Fourth,Read more ›
Citizenship and Immigration Canada (“CIC“) has released Operational Bulletin 503 – Clarification of Volunteering in Relation to Farm Work (“OB-503“). The Temporary Foreign Worker Manual provides that if a tourist wishes to stay on a family farm and work part time just for room and board for a short period then this is not considered work, and a work permit is not required. Work on a farm that is expected to last beyond four weeks, however, requires a work permit.
OB-503 elaborates on this. It specifies that the volunteering on the farm must be incidental to the reason the individual seeks to enter Canada. Farm work cannot be the main reason for entering Canada. An individual must have other plans for the majority of their time in Canada (such as tourism, visiting family, visiting friends, etc.)
It also specifies that if the foreign national seeks to volunteer at a commercial farm, than a work permit is required. A commercial farm is a commercial venture undertaken with the expectation of profit. A non-commercial farm generally means a farm where the farm family provides much of the capital and labour for the farm, and where the production of agricultural products is to provide for the basic needs of the family, with little extra to sell for the profit of the family. It is commonly known as “subsistence” or “family” farming.
OB-503 then lists the following factors which are relevant to determining whether a work permit supported by a Labour Market Opinion is required.
- Is the destination a farm (produces an agricultural product – plant or animal) or is it another form of business such as an ecotourism centre, bed and breakfast (B & B), etc. The latter are considered ‘commercial enterprises,’ and volunteering at them will require a work permit supported by a Labour Market Opinion.
The Ontario Labour Relations Board (the “OLRB“) has just released a fascinating decision which involves the interplay between immigration and employment law. The case involved a German foreign national who entered into an employment agreement with Essar Steel Algoma (the “Employer“) prior to Citizenship and Immigration Canada (“CIC“) issuing him a work permit to work for the company. Things did not work out between the Employer and the foreign national, and the Employer terminated the relationship. The United Steelworks of America (the “Union“) filed a grievance, and the issue of when the foreign national became an employee of the Employer arose.
The OLRB decision involved numerous factual determinations involving contested issues of when the foreign national alerted the Employer that he was a foreign national who required a work permit, whether the Employer promised the foreign national that obtaining a Labour Market Opinion (“LMO“) would be easy, and whether the Employer rescinded the foreign worker’s job offer upon the LMO being rejected.
Lurking in the background of these factual disputes was the legal issue of “when does a foreign national become an employee of an employer?”

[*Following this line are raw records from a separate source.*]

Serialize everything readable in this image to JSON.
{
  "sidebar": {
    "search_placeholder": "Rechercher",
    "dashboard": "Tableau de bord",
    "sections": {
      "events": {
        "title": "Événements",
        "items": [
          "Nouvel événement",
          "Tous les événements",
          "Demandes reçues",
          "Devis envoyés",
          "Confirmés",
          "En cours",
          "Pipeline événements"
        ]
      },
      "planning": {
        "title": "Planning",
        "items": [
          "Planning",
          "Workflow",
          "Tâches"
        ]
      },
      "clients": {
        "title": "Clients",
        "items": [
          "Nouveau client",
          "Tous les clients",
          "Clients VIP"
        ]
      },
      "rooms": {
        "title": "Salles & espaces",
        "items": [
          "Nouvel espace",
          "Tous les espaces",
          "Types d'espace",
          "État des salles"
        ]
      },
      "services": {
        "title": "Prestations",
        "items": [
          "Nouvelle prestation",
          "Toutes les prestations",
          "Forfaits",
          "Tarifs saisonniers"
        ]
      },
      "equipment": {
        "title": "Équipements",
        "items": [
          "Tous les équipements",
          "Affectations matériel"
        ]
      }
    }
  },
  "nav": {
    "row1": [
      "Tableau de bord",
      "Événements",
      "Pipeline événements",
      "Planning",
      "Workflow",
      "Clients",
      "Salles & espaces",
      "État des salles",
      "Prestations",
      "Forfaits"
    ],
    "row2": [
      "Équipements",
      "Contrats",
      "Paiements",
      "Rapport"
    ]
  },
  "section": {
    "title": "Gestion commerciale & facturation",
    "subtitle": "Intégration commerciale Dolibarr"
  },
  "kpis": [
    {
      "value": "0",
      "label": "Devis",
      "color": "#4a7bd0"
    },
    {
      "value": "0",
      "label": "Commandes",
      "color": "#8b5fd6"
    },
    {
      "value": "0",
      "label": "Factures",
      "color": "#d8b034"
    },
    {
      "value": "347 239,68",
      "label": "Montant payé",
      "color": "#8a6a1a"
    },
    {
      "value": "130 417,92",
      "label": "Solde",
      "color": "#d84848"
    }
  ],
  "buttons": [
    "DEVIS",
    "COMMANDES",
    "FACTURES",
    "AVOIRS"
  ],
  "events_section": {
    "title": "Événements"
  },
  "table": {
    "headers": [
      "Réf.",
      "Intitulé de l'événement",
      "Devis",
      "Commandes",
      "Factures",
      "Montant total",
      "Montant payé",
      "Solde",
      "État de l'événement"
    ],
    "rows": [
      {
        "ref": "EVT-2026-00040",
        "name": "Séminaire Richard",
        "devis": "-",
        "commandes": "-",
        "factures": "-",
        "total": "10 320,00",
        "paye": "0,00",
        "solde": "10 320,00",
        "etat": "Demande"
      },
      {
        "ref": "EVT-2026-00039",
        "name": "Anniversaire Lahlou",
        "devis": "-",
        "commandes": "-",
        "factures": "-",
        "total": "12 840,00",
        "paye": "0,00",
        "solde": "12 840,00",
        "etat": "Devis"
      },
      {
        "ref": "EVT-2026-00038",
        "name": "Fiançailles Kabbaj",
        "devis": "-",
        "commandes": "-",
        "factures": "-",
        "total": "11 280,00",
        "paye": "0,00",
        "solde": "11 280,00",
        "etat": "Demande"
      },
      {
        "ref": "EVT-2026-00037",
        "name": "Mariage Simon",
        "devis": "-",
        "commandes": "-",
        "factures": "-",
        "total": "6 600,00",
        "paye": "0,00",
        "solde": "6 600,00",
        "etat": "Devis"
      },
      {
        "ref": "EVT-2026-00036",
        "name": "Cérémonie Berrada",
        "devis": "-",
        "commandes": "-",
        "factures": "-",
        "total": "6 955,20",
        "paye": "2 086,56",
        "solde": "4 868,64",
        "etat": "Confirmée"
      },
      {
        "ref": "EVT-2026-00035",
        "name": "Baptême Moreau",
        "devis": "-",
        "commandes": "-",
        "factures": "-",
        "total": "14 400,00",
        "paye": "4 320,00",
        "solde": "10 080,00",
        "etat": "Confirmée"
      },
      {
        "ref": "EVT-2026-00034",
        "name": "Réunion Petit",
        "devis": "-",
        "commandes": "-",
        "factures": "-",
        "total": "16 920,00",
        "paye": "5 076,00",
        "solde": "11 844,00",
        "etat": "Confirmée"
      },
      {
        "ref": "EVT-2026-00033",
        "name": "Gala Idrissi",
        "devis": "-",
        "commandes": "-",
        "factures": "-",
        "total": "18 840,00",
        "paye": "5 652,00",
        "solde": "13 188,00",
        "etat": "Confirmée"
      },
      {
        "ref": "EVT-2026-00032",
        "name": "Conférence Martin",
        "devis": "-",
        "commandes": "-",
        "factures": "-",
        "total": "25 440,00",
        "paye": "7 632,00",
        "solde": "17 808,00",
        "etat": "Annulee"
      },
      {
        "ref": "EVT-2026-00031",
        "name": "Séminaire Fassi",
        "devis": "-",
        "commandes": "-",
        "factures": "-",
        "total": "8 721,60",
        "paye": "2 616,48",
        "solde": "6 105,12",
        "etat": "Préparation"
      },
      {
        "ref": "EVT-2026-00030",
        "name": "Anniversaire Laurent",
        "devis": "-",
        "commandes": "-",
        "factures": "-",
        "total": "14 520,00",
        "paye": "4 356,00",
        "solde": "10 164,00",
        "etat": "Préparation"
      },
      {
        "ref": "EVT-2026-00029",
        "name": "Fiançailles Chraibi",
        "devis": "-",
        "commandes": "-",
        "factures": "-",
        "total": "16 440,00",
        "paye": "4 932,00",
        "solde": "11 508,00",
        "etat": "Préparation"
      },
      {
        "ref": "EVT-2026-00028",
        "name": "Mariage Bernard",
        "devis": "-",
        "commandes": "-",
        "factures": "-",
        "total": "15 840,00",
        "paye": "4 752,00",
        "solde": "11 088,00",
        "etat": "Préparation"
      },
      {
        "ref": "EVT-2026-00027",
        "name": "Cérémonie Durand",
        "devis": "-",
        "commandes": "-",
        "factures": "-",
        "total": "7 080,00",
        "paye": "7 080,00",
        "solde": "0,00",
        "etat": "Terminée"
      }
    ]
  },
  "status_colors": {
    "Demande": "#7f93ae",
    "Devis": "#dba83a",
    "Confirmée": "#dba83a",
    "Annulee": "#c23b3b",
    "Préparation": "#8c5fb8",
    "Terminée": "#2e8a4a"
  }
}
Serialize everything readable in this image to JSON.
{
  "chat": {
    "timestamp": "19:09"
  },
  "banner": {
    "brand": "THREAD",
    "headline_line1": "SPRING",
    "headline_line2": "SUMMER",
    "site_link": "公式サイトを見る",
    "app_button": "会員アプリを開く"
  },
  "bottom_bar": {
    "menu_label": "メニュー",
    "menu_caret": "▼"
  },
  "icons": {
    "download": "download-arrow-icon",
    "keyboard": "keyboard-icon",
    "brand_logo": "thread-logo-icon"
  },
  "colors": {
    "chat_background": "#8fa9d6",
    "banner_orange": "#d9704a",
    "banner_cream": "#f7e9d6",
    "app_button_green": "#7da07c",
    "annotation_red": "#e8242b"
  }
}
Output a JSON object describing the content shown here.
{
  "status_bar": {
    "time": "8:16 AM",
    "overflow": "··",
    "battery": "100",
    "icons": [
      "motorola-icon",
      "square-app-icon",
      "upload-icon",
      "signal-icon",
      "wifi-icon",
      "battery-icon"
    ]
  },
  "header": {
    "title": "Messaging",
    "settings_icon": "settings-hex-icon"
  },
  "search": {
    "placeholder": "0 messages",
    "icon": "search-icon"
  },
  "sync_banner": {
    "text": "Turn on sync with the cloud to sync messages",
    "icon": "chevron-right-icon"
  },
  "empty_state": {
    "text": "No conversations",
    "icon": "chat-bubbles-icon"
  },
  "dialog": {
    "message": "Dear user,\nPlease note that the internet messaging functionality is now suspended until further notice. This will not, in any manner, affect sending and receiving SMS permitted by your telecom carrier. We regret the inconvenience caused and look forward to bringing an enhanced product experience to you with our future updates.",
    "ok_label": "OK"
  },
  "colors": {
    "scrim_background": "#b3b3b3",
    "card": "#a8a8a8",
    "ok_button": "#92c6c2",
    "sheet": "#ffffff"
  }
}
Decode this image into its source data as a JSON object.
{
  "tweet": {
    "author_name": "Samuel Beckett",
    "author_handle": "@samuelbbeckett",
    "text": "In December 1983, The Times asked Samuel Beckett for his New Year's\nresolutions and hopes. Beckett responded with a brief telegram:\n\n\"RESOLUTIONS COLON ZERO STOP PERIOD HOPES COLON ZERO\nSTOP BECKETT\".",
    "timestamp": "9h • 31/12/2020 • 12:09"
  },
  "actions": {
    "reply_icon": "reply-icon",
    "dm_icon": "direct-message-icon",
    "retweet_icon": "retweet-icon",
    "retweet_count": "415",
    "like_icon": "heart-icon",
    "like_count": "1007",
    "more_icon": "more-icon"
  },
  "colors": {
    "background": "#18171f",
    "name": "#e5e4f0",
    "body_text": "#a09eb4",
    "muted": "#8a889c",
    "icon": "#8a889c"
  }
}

The Union argued that as a matter of contract law a person becomes an employee of an employer at the instant when he accepts an unconditional offer of employment, even if the offer contemplates that he will not actually commence work for a period of time. The Union further argued that there was no necessity for the person hired to have actually started work in order to be considered an employee.
The Employer argued that its employment agreement with the foreign national was illegal and unenforceable by reason of the foreign worker’s lack of a valid work permit. It further argued that the foreign national could not have accepted the offer because he did not have a work permit.Read more ›